California state Sen. Leland Yee, a Democrat running for secretary of state, was arrested March 26 as part of a wide-ranging federal investigation into a San Francisco-based Chinese tong and charged with public corruption and arms trafficking. A federal affidavit, unsealed the same day, details four allegedly illegal schemes involving Yee.
Clearly, these are not everyday allegations against a sitting legislator. But read the transcripts of the conversations between Yee and various undercover law enforcement agents, and see, at one level, how ordinary Yee’s efforts look: He is trying to raise money to pay off old campaign debts and to run a new campaign. And he appears to offer the familiar political tradeoff — access to himself and to other officials.
In his 2010 Citizens United opinion, Justice Anthony Kennedy wrote, “The appearance of influence or access … will not cause the electorate to lose faith in our democracy.” He further stated, “Ingratiation and access, in any event, are not corruption.”

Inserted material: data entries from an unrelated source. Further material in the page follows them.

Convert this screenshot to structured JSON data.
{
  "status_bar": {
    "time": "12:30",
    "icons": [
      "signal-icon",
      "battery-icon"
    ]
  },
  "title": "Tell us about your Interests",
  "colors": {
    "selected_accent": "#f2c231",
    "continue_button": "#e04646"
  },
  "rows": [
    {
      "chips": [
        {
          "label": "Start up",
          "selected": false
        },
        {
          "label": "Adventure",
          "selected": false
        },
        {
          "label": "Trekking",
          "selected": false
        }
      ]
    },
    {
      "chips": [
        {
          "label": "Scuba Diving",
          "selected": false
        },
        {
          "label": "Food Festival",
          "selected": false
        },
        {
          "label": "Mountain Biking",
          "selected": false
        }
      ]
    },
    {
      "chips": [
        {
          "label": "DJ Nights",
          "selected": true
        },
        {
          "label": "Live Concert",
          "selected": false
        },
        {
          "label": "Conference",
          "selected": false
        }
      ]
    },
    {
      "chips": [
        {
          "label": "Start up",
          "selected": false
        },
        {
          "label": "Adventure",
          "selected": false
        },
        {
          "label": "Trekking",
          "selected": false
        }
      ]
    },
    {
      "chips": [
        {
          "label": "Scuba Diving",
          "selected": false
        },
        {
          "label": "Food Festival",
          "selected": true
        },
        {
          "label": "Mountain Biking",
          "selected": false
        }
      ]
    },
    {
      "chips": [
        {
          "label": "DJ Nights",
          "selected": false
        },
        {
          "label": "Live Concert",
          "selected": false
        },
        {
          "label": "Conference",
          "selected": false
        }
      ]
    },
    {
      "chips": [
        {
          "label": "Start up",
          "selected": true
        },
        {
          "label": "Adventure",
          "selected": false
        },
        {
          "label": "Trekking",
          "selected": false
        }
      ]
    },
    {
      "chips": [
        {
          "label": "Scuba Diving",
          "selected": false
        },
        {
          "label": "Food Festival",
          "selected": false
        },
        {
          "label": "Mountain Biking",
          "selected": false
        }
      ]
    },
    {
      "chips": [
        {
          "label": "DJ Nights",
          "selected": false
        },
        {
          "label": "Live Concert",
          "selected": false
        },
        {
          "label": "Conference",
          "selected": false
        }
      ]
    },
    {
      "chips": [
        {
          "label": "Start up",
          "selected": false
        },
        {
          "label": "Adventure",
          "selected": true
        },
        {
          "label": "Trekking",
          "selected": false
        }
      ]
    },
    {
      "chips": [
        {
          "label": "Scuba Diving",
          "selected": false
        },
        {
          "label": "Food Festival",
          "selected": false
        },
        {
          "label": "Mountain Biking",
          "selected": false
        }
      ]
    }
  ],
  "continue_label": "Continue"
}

Yee’s alleged actions raise the question of whether that is, in fact, true.